— Sen.-elect Rand Paul (R-KY): Tea Party “darling” told PBS’s Gwen Ifil during the campaign that that cutting defense spending “has to be on the table.” Paul reiterated his call for reducing the military budget this weekend while appearing on ABC’s This Week. He tweaked Republicans for “never” saying “they’ll cut anything out of military. … There’s still waste in the military budget. You have to make it smaller.”
Sen. Tom Coburn (R-OK): Tea Party-backed ultra-conservative Coburn used the op-ed pages of The Washington Examiner last weeks to praise Paul’s “courage” in calling for a smaller military budget and said he looks forward to “working with him” toward that goal. “Republicans should resist pressure to take all defense spending off the table. … Taking defense spending off the table is indefensible. We need to protect our nation, not the Pentagon’s sacred cows,” he concluded.
— Progressive Sens. Pat Leahy (D-VT), Jeff Merkley (D-OR), Ron Wyden (D-OR), and Bernie Sanders (I-VT): These four stalwart progressive senators joined with 55 members of Congress, including conservative Republican Reps. Ron Paul (TX) and Walter Jones (NC), to send a letter to the President’s Deficit Commission urging it to “subject military spending to the same rigorous scrutiny that non-military spending will receive. … We strongly believe that any deficit reduction package must contain significant cuts to the military budget.”
In opposing cuts to the defense budget and instead taking aim at entitlements, Rumsfeld is facing off with both the American people and a rising Tea Party-progressive coalition in the halls of Congress. While defenders of the status quo will likely pull out all the stops in order to defend a bloated defense budget that fails to properly serve America in the 21st century, this rising coalition has defense contractors worried.

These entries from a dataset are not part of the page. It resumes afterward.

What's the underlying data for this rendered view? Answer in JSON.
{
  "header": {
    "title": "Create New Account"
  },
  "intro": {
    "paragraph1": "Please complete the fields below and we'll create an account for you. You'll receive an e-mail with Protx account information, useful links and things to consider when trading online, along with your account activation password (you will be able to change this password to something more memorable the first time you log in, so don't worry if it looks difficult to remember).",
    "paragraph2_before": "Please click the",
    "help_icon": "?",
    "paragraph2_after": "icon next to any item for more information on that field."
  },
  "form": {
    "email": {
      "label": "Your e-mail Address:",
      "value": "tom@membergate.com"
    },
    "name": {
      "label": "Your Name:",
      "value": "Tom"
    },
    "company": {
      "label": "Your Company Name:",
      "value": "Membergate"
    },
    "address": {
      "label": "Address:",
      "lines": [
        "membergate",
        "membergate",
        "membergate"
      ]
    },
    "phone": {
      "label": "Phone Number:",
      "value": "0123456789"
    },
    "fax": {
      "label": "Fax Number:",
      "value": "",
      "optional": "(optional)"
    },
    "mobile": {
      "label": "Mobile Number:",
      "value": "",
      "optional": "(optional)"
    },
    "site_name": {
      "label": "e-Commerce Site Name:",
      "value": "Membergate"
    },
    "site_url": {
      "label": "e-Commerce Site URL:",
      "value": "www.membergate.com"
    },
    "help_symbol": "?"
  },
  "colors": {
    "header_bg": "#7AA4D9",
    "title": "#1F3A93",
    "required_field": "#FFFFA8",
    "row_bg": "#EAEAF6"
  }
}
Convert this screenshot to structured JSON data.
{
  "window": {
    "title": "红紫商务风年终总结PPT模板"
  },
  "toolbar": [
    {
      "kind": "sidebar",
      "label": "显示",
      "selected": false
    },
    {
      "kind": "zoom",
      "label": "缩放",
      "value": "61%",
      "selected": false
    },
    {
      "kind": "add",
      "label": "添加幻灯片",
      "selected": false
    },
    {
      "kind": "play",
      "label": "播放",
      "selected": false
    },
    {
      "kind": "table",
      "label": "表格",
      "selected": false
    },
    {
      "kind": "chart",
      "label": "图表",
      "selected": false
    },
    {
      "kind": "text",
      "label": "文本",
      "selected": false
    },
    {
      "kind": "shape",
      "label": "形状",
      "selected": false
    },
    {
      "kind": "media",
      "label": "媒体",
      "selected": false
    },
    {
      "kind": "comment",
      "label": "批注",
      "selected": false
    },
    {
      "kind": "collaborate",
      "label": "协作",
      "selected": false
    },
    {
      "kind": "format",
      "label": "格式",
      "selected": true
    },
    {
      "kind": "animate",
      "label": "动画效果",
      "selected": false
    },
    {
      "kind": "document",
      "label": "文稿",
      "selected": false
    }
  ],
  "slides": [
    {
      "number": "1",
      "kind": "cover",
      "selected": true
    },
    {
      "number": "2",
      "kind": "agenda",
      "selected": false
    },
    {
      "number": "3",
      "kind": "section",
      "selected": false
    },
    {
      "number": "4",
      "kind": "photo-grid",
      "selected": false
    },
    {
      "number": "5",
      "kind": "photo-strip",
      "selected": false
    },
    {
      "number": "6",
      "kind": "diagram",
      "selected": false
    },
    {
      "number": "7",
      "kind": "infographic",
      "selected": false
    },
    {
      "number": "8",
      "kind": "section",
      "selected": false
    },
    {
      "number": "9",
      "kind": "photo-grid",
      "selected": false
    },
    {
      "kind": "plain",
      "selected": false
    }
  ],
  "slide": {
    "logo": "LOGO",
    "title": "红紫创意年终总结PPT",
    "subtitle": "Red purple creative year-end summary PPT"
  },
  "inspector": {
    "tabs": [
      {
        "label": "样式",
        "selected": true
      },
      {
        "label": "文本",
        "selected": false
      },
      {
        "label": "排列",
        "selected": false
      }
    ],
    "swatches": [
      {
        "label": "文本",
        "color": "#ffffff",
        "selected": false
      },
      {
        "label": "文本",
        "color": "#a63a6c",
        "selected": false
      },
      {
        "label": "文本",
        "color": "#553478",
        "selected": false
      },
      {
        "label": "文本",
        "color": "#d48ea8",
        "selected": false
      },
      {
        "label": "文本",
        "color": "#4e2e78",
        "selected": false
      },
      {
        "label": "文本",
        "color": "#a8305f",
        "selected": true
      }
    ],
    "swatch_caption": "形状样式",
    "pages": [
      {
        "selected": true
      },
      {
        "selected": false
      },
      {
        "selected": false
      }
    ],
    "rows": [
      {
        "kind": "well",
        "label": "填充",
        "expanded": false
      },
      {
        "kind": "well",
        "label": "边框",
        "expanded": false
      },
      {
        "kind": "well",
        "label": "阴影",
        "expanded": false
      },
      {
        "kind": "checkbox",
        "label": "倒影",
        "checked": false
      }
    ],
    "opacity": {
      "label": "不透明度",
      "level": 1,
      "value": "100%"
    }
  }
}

At a “closed door meeting” last month between Deputy Defense Secretary William Lynn and Wall Street analysts, one senior defense industry executive said that he expects “real pressure” from Congress over defense spending. “The grim reality is that the midterm elections are going to have a significant impact in terms of accelerating the contraction in defense funding,” Jim McAleese, a Virginia-based defense consultant, told Reuters.